Trump Team Responds To DOJ Over Special Master Request

Former President Donald Trump’s attorneys responded to the Department of Justice (DOJ) and argued that a special master is necessary to protect Trump’s rights in the FBI investigation.

There has been a constant tug of war between the DOJ and Trump’s legal team since the startling raid on his Florida home by the FBI early last month. The DOJ accused Trump on Tuesday of attempting to obstruct the investigation into what they say is mishandling of government documents.

Trump’s team responded forcefully, pointing towards news earlier in the week that showed the DOJ has already reviewed the documents.
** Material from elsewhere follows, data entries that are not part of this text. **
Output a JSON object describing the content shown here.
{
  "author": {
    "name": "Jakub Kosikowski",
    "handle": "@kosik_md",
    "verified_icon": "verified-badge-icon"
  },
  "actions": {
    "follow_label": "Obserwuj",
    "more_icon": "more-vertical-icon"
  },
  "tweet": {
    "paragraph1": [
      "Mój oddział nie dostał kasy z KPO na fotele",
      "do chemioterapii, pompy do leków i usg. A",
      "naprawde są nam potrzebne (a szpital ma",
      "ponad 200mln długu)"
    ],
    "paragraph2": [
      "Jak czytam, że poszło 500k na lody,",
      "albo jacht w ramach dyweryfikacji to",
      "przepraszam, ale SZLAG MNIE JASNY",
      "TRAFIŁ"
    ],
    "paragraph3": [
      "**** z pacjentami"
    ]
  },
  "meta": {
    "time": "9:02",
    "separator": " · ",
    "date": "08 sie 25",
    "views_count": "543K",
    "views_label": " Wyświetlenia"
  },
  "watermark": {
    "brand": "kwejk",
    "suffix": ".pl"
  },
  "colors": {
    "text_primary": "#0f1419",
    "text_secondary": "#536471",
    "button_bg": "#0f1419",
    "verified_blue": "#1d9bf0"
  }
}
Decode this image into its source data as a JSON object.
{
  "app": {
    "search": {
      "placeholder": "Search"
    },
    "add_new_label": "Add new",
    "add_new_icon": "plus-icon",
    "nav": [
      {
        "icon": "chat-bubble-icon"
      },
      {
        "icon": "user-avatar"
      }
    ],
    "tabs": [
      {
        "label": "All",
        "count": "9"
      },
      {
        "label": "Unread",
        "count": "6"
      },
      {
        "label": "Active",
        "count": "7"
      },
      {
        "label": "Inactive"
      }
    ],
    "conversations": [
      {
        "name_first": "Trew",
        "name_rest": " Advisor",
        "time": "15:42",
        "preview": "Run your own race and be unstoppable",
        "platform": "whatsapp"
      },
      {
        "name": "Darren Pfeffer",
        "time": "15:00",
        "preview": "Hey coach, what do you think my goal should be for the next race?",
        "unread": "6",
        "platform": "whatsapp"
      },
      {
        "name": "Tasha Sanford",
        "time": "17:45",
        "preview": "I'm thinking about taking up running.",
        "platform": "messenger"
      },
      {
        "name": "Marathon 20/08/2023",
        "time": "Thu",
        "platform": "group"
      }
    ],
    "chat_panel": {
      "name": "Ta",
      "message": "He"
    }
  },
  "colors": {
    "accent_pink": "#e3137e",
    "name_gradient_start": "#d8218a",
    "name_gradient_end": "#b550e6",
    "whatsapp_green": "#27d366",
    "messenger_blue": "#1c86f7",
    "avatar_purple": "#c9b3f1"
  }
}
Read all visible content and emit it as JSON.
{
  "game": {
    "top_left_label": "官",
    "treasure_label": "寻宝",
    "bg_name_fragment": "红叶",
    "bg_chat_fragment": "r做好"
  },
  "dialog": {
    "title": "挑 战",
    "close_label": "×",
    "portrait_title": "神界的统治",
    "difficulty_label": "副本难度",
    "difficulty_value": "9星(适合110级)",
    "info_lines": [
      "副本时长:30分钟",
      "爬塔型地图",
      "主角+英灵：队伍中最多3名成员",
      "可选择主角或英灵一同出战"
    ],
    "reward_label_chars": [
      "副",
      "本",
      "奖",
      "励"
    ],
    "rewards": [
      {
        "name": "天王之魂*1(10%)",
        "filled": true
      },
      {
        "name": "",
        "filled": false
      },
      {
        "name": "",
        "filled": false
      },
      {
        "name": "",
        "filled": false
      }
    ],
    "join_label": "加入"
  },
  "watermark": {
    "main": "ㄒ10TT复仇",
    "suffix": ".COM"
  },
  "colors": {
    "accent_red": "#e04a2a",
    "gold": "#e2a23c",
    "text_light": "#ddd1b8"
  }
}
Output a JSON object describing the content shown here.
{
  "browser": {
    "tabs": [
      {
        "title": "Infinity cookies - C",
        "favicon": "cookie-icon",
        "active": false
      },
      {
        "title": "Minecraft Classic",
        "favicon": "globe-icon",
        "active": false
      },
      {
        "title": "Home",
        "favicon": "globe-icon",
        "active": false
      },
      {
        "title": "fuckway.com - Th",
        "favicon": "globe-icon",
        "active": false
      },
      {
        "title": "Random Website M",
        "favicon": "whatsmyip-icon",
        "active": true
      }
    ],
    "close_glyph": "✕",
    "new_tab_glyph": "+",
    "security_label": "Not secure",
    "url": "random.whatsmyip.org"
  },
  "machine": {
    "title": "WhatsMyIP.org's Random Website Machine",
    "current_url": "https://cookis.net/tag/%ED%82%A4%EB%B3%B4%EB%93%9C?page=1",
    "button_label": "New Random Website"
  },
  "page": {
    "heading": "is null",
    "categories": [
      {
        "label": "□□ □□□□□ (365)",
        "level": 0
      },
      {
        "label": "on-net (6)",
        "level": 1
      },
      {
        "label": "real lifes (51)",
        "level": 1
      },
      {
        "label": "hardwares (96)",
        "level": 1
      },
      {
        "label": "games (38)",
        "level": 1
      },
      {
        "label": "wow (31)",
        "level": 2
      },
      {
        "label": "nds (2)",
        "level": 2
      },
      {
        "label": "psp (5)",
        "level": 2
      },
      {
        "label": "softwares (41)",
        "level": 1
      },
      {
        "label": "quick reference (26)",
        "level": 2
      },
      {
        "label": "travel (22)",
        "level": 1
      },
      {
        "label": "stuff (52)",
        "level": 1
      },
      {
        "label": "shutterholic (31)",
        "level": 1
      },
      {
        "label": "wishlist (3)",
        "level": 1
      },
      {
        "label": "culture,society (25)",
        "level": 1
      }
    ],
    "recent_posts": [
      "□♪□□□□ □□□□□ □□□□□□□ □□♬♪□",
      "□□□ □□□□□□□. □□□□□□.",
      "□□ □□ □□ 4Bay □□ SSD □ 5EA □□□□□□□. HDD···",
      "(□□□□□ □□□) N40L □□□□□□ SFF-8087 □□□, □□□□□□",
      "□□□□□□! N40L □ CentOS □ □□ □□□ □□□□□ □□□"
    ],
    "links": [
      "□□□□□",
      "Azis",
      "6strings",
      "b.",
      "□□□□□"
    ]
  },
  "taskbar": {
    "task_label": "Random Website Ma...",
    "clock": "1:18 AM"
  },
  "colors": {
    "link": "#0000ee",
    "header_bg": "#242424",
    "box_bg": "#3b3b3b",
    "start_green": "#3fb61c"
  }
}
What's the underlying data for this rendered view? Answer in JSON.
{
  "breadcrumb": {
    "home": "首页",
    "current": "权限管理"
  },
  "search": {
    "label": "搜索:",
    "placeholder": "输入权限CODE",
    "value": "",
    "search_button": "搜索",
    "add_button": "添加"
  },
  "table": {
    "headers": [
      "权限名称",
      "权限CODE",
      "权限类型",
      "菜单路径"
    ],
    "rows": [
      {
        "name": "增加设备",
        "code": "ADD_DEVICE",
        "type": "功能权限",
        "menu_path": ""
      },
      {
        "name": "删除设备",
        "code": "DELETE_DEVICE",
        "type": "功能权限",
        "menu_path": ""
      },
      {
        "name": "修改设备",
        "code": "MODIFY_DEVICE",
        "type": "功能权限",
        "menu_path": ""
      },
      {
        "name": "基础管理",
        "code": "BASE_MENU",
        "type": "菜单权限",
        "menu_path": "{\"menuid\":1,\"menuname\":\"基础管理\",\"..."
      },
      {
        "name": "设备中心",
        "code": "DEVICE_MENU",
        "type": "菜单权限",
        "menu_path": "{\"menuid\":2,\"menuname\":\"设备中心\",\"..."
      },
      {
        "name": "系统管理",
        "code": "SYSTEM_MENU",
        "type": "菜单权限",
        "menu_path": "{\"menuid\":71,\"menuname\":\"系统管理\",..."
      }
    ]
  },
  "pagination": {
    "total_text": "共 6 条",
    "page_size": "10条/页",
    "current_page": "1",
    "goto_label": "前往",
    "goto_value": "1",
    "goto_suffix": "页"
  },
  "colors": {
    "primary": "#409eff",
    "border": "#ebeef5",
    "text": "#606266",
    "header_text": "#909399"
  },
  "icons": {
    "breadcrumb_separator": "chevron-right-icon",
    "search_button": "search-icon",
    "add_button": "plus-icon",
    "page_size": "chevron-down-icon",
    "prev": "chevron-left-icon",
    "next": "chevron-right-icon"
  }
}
In the court filing, they said that “there is no guarantee” that papers the DOJ described as “limited” are the only ones taken from his residence.

The three attorneys also believe that the DOJ could “impugn, leak, and publicize” only parts of the investigation if they are “left unchecked.”

Calling their seizures “rummaged proceeds,” the former president’s legal team noted that the need for a special master remains.

There are many determinations left to be made, the court filing argued, including executive privilege, a detailed inventory, and making “independent attorney-client privilege assessments.”

The court filing did not address declassification or the DOJ’s assertion of obstruction of justice.

Following the filings by both sides, lawyers for Trump and the DOJ met in a federal courtroom in Florida Thursday. Both repeated the arguments they previously made in front of Judge Aileen Cannon, with Trump’s representation reasserting the need for a special master.

Another request made by the Trump team was to have the special master share evidence that the DOJ has with them, including the full affidavit that laid out the government case to obtain the search warrant.

One attorney, Chris Kise, told Judge Cannon that she is in a unique position to “restore order (and) public confidence” in the case.

Attorney James Trusty cast aspersions on the entire investigation, comparing the FBI raid to seize the documents as a case involving an “overdue library book.”

Whatever the outcome, justice is ultimately served in this case by maximum transparency. It does the Department of Justice no good to insist on the level of secrecy it has while at the same time carrying out a highly publicized and unprecedented raid on the home of a former president.